Akoya pearls are the classic and best-known variety of old cultured pearls. The roundness of the pearl and the depth and consistency of luster have positioned this pearl as the preferred choice in making a timeless statement of good taste in jewelry selection. When thinking of a simple Pearl necklace as a bridal choice or to accent that “little black dress,” the Akoya Pearl sets the standard as a premier selection.
Water temperature and mineral content will influence the quality of the pearl production. Cool to cold water produces best results. Akoya producing mollusks are found in ocean waters bordering certain areas of the eastern coast of North and South America, the east coast of Africa, the Mediterranean and throughout the Indo-Pacific region. The vast majority of the Akoya producing mollusks are found offshore Japan. This natural phenomenon, together with the evolution of the Cultured Pearl production process since the early 1900s, has formed the basis of a multibillion dollar pearling industry.
The Akoya producing mollusk – the Pinctada Fucata Martensii –produces pearls between two and ten millimeters in size. Each shell produces four to five pearls at a time with a nacre thickness of approximately 1/10 to 2/10 of a millimeter. The growing time for most Akoya pearls is from six to eighteen months. Oftentimes, the longer the cultivation timeline, the higher the value of the pearl.
Successful pearling is the result of thoughtful planning, patient tending and nurturing of the producing mollusks and an enormous investment in time, money, science, and people. That the outcome of years of patient cultivation should yield a productive harvest is often a wonder.
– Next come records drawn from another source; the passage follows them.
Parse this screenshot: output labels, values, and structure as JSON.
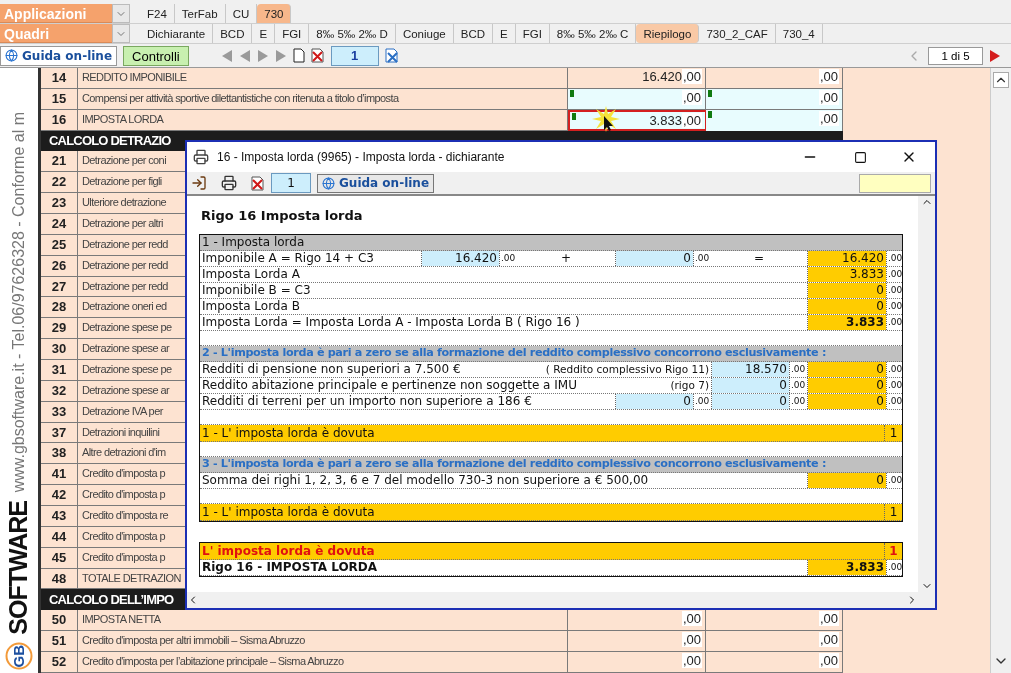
{
  "top_menu": {
    "label": "Applicazioni",
    "tabs": [
      {
        "label": "F24",
        "selected": false
      },
      {
        "label": "TerFab",
        "selected": false
      },
      {
        "label": "CU",
        "selected": false
      },
      {
        "label": "730",
        "selected": true
      }
    ]
  },
  "quadri_menu": {
    "label": "Quadri",
    "tabs": [
      {
        "label": "Dichiarante",
        "selected": false
      },
      {
        "label": "BCD",
        "selected": false
      },
      {
        "label": "E",
        "selected": false
      },
      {
        "label": "FGI",
        "selected": false
      },
      {
        "label": "8‰ 5‰ 2‰ D",
        "selected": false
      },
      {
        "label": "Coniuge",
        "selected": false
      },
      {
        "label": "BCD",
        "selected": false
      },
      {
        "label": "E",
        "selected": false
      },
      {
        "label": "FGI",
        "selected": false
      },
      {
        "label": "8‰ 5‰ 2‰ C",
        "selected": false
      },
      {
        "label": "Riepilogo",
        "selected": true
      },
      {
        "label": "730_2_CAF",
        "selected": false
      },
      {
        "label": "730_4",
        "selected": false
      }
    ]
  },
  "toolbar": {
    "help_button": "Guida on-line",
    "checks_button": "Controlli",
    "page_field": "1",
    "pager": "1 di 5"
  },
  "side_strip": {
    "contact": "www.gbsoftware.it - Tel.06/97626328 - Conforme al m",
    "logo_mark": "GB",
    "logo_text": "SOFTWARE"
  },
  "form": {
    "rows": [
      {
        "kind": "row",
        "number": "14",
        "description": "REDDITO IMPONIBILE",
        "cells": [
          {
            "value": "16.420",
            "decimals": ",00",
            "input": false,
            "selected": false
          },
          {
            "decimals": ",00",
            "input": false,
            "selected": false
          }
        ]
      },
      {
        "kind": "row",
        "number": "15",
        "description": "Compensi per attività sportive dilettantistiche con ritenuta a titolo d’imposta",
        "cells": [
          {
            "decimals": ",00",
            "input": true,
            "selected": false
          },
          {
            "decimals": ",00",
            "input": true,
            "selected": false
          }
        ]
      },
      {
        "kind": "row",
        "number": "16",
        "description": "IMPOSTA LORDA",
        "cells": [
          {
            "value": "3.833",
            "decimals": ",00",
            "input": true,
            "selected": true
          },
          {
            "decimals": ",00",
            "input": true,
            "selected": false
          }
        ]
      },
      {
        "kind": "header",
        "title": "CALCOLO DETRAZIO"
      },
      {
        "kind": "row",
        "number": "21",
        "description": "Detrazione per coni"
      },
      {
        "kind": "row",
        "number": "22",
        "description": "Detrazione per figli"
      },
      {
        "kind": "row",
        "number": "23",
        "description": "Ulteriore detrazione"
      },
      {
        "kind": "row",
        "number": "24",
        "description": "Detrazione per altri"
      },
      {
        "kind": "row",
        "number": "25",
        "description": "Detrazione per redd"
      },
      {
        "kind": "row",
        "number": "26",
        "description": "Detrazione per redd"
      },
      {
        "kind": "row",
        "number": "27",
        "description": "Detrazione per redd"
      },
      {
        "kind": "row",
        "number": "28",
        "description": "Detrazione oneri ed"
      },
      {
        "kind": "row",
        "number": "29",
        "description": "Detrazione spese pe"
      },
      {
        "kind": "row",
        "number": "30",
        "description": "Detrazione spese ar"
      },
      {
        "kind": "row",
        "number": "31",
        "description": "Detrazione spese pe"
      },
      {
        "kind": "row",
        "number": "32",
        "description": "Detrazione spese ar"
      },
      {
        "kind": "row",
        "number": "33",
        "description": "Detrazione IVA per"
      },
      {
        "kind": "row",
        "number": "37",
        "description": "Detrazioni inquilini"
      },
      {
        "kind": "row",
        "number": "38",
        "description": "Altre detrazioni d'im"
      },
      {
        "kind": "row",
        "number": "41",
        "description": "Credito d'imposta p"
      },
      {
        "kind": "row",
        "number": "42",
        "description": "Credito d'imposta p"
      },
      {
        "kind": "row",
        "number": "43",
        "description": "Credito d'imposta re"
      },
      {
        "kind": "row",
        "number": "44",
        "description": "Credito d'imposta p"
      },
      {
        "kind": "row",
        "number": "45",
        "description": "Credito d'imposta p"
      },
      {
        "kind": "row",
        "number": "48",
        "description": "TOTALE DETRAZION"
      },
      {
        "kind": "header",
        "title": "CALCOLO DELL’IMPO"
      },
      {
        "kind": "row",
        "number": "50",
        "description": "IMPOSTA NETTA",
        "cells": [
          {
            "decimals": ",00",
            "input": false,
            "selected": false
          },
          {
            "decimals": ",00",
            "input": false,
            "selected": false
          }
        ]
      },
      {
        "kind": "row",
        "number": "51",
        "description": "Credito d'imposta per altri immobili – Sisma Abruzzo",
        "cells": [
          {
            "decimals": ",00",
            "input": false,
            "selected": false
          },
          {
            "decimals": ",00",
            "input": false,
            "selected": false
          }
        ]
      },
      {
        "kind": "row",
        "number": "52",
        "description": "Credito d'imposta per l’abitazione principale – Sisma Abruzzo",
        "cells": [
          {
            "decimals": ",00",
            "input": false,
            "selected": false
          },
          {
            "decimals": ",00",
            "input": false,
            "selected": false
          }
        ]
      }
    ]
  },
  "dialog": {
    "title": "16 - Imposta lorda (9965) - Imposta lorda - dichiarante",
    "page_field": "1",
    "help_button": "Guida on-line",
    "heading": "Rigo 16 Imposta lorda",
    "tables": [
      {
        "rows": [
          {
            "kind": "header",
            "text": "1 - Imposta lorda",
            "emphasis": false,
            "separated": false
          },
          {
            "kind": "line",
            "label": "Imponibile A = Rigo 14 + C3",
            "bold": false,
            "a": {
              "kind": "input",
              "value": "16.420",
              "decimals": ".00"
            },
            "b": {
              "kind": "op",
              "value": "+"
            },
            "c": {
              "kind": "input",
              "value": "0",
              "decimals": ".00"
            },
            "d": {
              "kind": "op",
              "value": "="
            },
            "result": {
              "value": "16.420",
              "decimals": ".00",
              "bold": false
            }
          },
          {
            "kind": "line",
            "label": "Imposta Lorda A",
            "bold": false,
            "result": {
              "value": "3.833",
              "decimals": ".00",
              "bold": false
            }
          },
          {
            "kind": "line",
            "label": "Imponibile B = C3",
            "bold": false,
            "result": {
              "value": "0",
              "decimals": ".00",
              "bold": false
            }
          },
          {
            "kind": "line",
            "label": "Imposta Lorda B",
            "bold": false,
            "result": {
              "value": "0",
              "decimals": ".00",
              "bold": false
            }
          },
          {
            "kind": "line",
            "label": "Imposta Lorda = Imposta Lorda A - Imposta Lorda B ( Rigo 16 )",
            "bold": false,
            "result": {
              "value": "3.833",
              "decimals": ".00",
              "bold": true
            }
          },
          {
            "kind": "header",
            "text": "2 - L'imposta lorda è pari a zero se alla formazione del reddito complessivo concorrono esclusivamente :",
            "emphasis": true,
            "separated": true
          },
          {
            "kind": "line",
            "label": "Redditi di pensione non superiori a 7.500 €",
            "note": "( Reddito complessivo Rigo 11)",
            "bold": false,
            "d": {
              "kind": "input",
              "value": "18.570",
              "decimals": ".00"
            },
            "result": {
              "value": "0",
              "decimals": ".00",
              "bold": false
            }
          },
          {
            "kind": "line",
            "label": "Reddito abitazione principale e pertinenze non soggette a IMU",
            "note": "(rigo 7)",
            "bold": false,
            "d": {
              "kind": "input",
              "value": "0",
              "decimals": ".00"
            },
            "result": {
              "value": "0",
              "decimals": ".00",
              "bold": false
            }
          },
          {
            "kind": "line",
            "label": "Redditi di terreni per un importo non superiore a  186 €",
            "bold": false,
            "c": {
              "kind": "input",
              "value": "0",
              "decimals": ".00"
            },
            "d": {
              "kind": "input",
              "value": "0",
              "decimals": ".00"
            },
            "result": {
              "value": "0",
              "decimals": ".00",
              "bold": false
            }
          },
          {
            "kind": "band",
            "label": "1 - L' imposta lorda è dovuta",
            "flag": "1",
            "alert": false,
            "separated": true
          },
          {
            "kind": "header",
            "text": "3 - L'imposta lorda è pari a zero se alla formazione del reddito complessivo concorrono esclusivamente :",
            "emphasis": true,
            "separated": true
          },
          {
            "kind": "line",
            "label": "Somma dei righi 1, 2, 3, 6 e 7 del modello 730-3 non superiore a € 500,00",
            "bold": false,
            "result": {
              "value": "0",
              "decimals": ".00",
              "bold": false
            }
          },
          {
            "kind": "band",
            "label": "1 - L' imposta lorda è dovuta",
            "flag": "1",
            "alert": false,
            "separated": true
          }
        ]
      },
      {
        "rows": [
          {
            "kind": "band",
            "label": "L' imposta lorda è dovuta",
            "flag": "1",
            "alert": true,
            "separated": false
          },
          {
            "kind": "line",
            "label": "Rigo 16 -  IMPOSTA LORDA",
            "bold": true,
            "result": {
              "value": "3.833",
              "decimals": ".00",
              "bold": true
            }
          }
        ]
      }
    ]
  }
}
Once the pearls are recovered, the lengthy and highly skilled process of hand sorting, grading and valuing the pearls for market sale begins. Valuation of the pearl considers natural luster, surface smoothness, size and degree of roundness. While color is not an absolute in determining the value of Akoya Pearls, whiteness with pink undertone is considered to be highly valued for most cultures. In some cultures, the creamier tones are more complimentary to natural skin tone and therefore more desirable.